MATERIAL PROVIDED: Begin
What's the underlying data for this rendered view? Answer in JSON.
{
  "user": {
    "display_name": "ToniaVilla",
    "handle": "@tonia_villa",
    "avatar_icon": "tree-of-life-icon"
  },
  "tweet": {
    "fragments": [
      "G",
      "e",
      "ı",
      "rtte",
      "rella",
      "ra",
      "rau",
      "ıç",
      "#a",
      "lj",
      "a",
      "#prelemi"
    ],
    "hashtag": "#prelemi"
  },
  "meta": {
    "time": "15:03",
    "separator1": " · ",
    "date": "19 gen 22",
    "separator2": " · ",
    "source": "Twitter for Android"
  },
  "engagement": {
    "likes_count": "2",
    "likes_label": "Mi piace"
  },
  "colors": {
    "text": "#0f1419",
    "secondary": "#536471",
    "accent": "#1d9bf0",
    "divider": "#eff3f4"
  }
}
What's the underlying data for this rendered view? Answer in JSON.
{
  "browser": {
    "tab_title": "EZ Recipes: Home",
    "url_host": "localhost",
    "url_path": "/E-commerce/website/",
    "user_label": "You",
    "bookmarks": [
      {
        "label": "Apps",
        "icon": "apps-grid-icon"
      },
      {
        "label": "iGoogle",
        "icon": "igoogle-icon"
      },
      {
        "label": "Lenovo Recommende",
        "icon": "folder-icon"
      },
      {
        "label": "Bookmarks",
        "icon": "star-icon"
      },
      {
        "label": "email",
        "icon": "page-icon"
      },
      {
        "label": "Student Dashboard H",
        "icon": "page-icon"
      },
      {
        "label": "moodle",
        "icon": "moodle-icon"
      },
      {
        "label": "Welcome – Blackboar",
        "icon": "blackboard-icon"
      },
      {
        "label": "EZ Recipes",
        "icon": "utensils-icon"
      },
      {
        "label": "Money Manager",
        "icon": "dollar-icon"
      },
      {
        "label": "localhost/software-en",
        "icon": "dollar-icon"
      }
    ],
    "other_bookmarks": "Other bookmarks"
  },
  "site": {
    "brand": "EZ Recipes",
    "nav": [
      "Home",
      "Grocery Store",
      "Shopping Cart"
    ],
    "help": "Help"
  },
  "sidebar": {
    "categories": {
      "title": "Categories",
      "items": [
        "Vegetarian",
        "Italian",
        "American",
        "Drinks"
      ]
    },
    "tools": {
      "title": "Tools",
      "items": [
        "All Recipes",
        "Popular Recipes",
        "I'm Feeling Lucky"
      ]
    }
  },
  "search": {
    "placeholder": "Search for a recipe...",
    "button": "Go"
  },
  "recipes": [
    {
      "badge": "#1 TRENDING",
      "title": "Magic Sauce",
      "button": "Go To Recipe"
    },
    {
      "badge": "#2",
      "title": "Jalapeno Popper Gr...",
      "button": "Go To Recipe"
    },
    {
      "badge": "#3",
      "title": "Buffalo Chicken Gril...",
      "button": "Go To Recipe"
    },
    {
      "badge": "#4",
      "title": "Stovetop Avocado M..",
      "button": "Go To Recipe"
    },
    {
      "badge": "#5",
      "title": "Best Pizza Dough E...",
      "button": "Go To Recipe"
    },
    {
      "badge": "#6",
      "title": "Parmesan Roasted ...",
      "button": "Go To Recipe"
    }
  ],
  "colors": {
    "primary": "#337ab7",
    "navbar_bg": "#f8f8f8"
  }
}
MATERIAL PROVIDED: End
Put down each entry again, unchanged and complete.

What's the underlying data for this rendered view? Answer in JSON.
{
  "user": {
    "display_name": "ToniaVilla",
    "handle": "@tonia_villa",
    "avatar_icon": "tree-of-life-icon"
  },
  "tweet": {
    "fragments": [
      "G",
      "e",
      "ı",
      "rtte",
      "rella",
      "ra",
      "rau",
      "ıç",
      "#a",
      "lj",
      "a",
      "#prelemi"
    ],
    "hashtag": "#prelemi"
  },
  "meta": {
    "time": "15:03",
    "separator1": " · ",
    "date": "19 gen 22",
    "separator2": " · ",
    "source": "Twitter for Android"
  },
  "engagement": {
    "likes_count": "2",
    "likes_label": "Mi piace"
  },
  "colors": {
    "text": "#0f1419",
    "secondary": "#536471",
    "accent": "#1d9bf0",
    "divider": "#eff3f4"
  }
}
What's the underlying data for this rendered view? Answer in JSON.
{
  "browser": {
    "tab_title": "EZ Recipes: Home",
    "url_host": "localhost",
    "url_path": "/E-commerce/website/",
    "user_label": "You",
    "bookmarks": [
      {
        "label": "Apps",
        "icon": "apps-grid-icon"
      },
      {
        "label": "iGoogle",
        "icon": "igoogle-icon"
      },
      {
        "label": "Lenovo Recommende",
        "icon": "folder-icon"
      },
      {
        "label": "Bookmarks",
        "icon": "star-icon"
      },
      {
        "label": "email",
        "icon": "page-icon"
      },
      {
        "label": "Student Dashboard H",
        "icon": "page-icon"
      },
      {
        "label": "moodle",
        "icon": "moodle-icon"
      },
      {
        "label": "Welcome – Blackboar",
        "icon": "blackboard-icon"
      },
      {
        "label": "EZ Recipes",
        "icon": "utensils-icon"
      },
      {
        "label": "Money Manager",
        "icon": "dollar-icon"
      },
      {
        "label": "localhost/software-en",
        "icon": "dollar-icon"
      }
    ],
    "other_bookmarks": "Other bookmarks"
  },
  "site": {
    "brand": "EZ Recipes",
    "nav": [
      "Home",
      "Grocery Store",
      "Shopping Cart"
    ],
    "help": "Help"
  },
  "sidebar": {
    "categories": {
      "title": "Categories",
      "items": [
        "Vegetarian",
        "Italian",
        "American",
        "Drinks"
      ]
    },
    "tools": {
      "title": "Tools",
      "items": [
        "All Recipes",
        "Popular Recipes",
        "I'm Feeling Lucky"
      ]
    }
  },
  "search": {
    "placeholder": "Search for a recipe...",
    "button": "Go"
  },
  "recipes": [
    {
      "badge": "#1 TRENDING",
      "title": "Magic Sauce",
      "button": "Go To Recipe"
    },
    {
      "badge": "#2",
      "title": "Jalapeno Popper Gr...",
      "button": "Go To Recipe"
    },
    {
      "badge": "#3",
      "title": "Buffalo Chicken Gril...",
      "button": "Go To Recipe"
    },
    {
      "badge": "#4",
      "title": "Stovetop Avocado M..",
      "button": "Go To Recipe"
    },
    {
      "badge": "#5",
      "title": "Best Pizza Dough E...",
      "button": "Go To Recipe"
    },
    {
      "badge": "#6",
      "title": "Parmesan Roasted ...",
      "button": "Go To Recipe"
    }
  ],
  "colors": {
    "primary": "#337ab7",
    "navbar_bg": "#f8f8f8"
  }
}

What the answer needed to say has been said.